- **DATA LISTING**:
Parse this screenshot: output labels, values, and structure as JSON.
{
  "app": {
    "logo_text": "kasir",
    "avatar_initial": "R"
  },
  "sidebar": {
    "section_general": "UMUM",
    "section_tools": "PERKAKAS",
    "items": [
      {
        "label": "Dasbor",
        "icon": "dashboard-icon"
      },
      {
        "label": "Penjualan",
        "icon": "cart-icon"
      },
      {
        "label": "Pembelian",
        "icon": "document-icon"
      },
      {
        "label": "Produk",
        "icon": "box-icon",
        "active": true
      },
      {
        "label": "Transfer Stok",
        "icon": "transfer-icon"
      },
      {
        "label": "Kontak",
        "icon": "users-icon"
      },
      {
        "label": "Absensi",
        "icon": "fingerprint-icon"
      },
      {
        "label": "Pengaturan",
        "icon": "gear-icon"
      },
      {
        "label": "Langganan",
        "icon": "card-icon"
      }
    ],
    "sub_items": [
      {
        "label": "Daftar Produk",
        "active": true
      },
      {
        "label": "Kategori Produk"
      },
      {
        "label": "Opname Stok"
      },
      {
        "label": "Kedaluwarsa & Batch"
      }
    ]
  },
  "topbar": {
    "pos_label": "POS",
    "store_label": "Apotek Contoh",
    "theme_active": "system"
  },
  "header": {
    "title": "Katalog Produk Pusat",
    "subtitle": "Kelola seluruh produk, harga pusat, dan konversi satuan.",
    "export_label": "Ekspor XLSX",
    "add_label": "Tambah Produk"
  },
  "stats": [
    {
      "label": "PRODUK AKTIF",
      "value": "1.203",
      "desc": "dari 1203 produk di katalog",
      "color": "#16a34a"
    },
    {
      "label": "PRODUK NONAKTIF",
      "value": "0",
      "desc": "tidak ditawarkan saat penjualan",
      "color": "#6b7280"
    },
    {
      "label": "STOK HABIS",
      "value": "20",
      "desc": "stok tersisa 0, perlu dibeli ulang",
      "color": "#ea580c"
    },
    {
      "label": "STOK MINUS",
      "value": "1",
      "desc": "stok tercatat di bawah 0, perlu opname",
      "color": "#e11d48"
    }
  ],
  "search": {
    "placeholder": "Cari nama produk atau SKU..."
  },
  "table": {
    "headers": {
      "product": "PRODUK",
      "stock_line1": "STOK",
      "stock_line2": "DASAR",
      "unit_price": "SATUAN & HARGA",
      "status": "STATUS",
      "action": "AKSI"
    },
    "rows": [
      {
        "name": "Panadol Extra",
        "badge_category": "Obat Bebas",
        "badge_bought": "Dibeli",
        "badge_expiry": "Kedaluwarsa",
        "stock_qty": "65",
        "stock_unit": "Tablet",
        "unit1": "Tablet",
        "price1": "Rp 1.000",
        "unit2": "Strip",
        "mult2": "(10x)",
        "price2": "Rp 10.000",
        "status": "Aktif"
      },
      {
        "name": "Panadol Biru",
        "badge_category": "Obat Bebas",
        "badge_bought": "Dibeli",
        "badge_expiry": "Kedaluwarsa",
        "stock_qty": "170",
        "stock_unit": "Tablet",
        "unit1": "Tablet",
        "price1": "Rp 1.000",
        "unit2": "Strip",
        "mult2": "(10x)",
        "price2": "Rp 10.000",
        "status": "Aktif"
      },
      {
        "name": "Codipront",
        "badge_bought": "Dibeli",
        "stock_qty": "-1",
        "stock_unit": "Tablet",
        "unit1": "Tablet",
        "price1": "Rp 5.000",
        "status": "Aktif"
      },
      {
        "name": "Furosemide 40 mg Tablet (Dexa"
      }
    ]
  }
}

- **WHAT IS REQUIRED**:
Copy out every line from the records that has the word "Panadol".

- **SOLUTION**:
        "name": "Panadol Extra",
        "name": "Panadol Biru",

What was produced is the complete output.